Seven athletes with low lesion paraplegia ingested a 7.6% 648ml glucose drink using two schedules of ingestion (4 × 162 ml per 20 min & 2 × 324 ml per 60 min) in a crossover design. Participants exercised at 65% peak oxygen uptake for one hour, followed by a 20-minute performance test. The cardiorespiratory responses during the one-hour tests were similar between trials. Plasma glucose concentrations significantly increased after ingestion and remained stable during the 162 trial, but reduced over time during the 324 trial. Free fatty acid concentrations increased for both trials but increased significantly more during the 324 trial. The results of this study suggest that the ingestion of glucose during exercise is the best strategy for wheelchair athletes competing in endurance events.
Owen Spendiff and Ian G. Campbell
Yves Eberhard, Jacqueline Eterradossi and Bettina Debû

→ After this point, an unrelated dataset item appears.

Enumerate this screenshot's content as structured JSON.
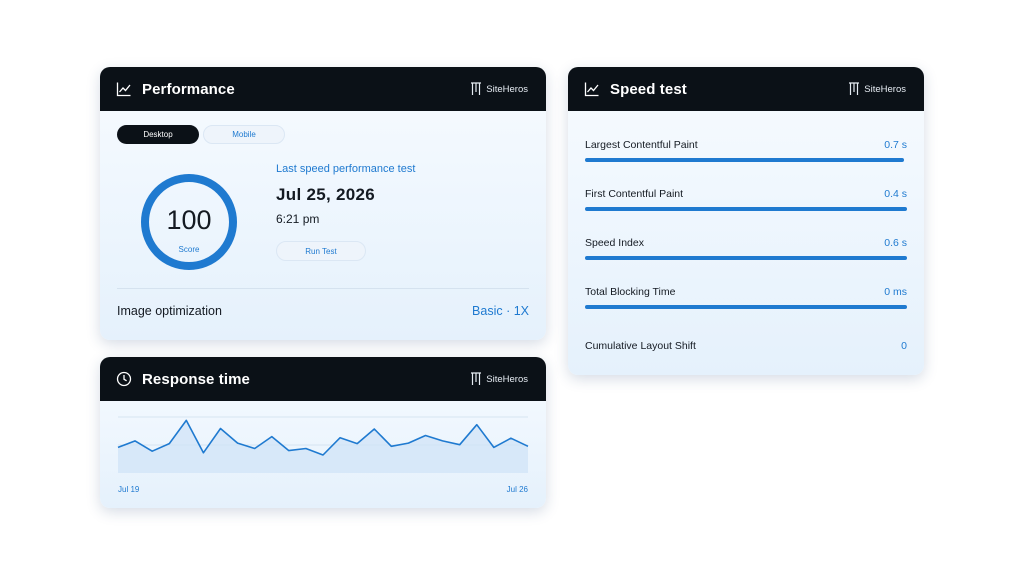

The effects of exercise and of a physical conditioning program on 11 subjects (7 males, 4 females, aged 15 to 20) with Down’s syndrome (DS) were analyzed. Metabolic responses were evaluated before and after two ergometric cycle exercise tests: an incremental exercise to symptom limited VO2 max. and an endurance test performed at 60% of maximal aerobic power. Plasma substrates, electrolytes, catecholamines, lipoprotein lipid profiles, and superoxide dismutase were assayed immediately before and after these tests. The results indicated (a) a low blood lactate level for peak exercise, (b) slow free fatty acid mobilization at the start of exercise, (c) a low level of cholesterol HDL and a high level of pre-beta VLDL at rest, (d) adjustment to nearly normal lipid profiles with endurance activity, and (e) differences between before and after training for superoxide dismutase levels in subjects with DS. These results suggest that endurance training could have long-term effects on the pathophysiological consequences of DS.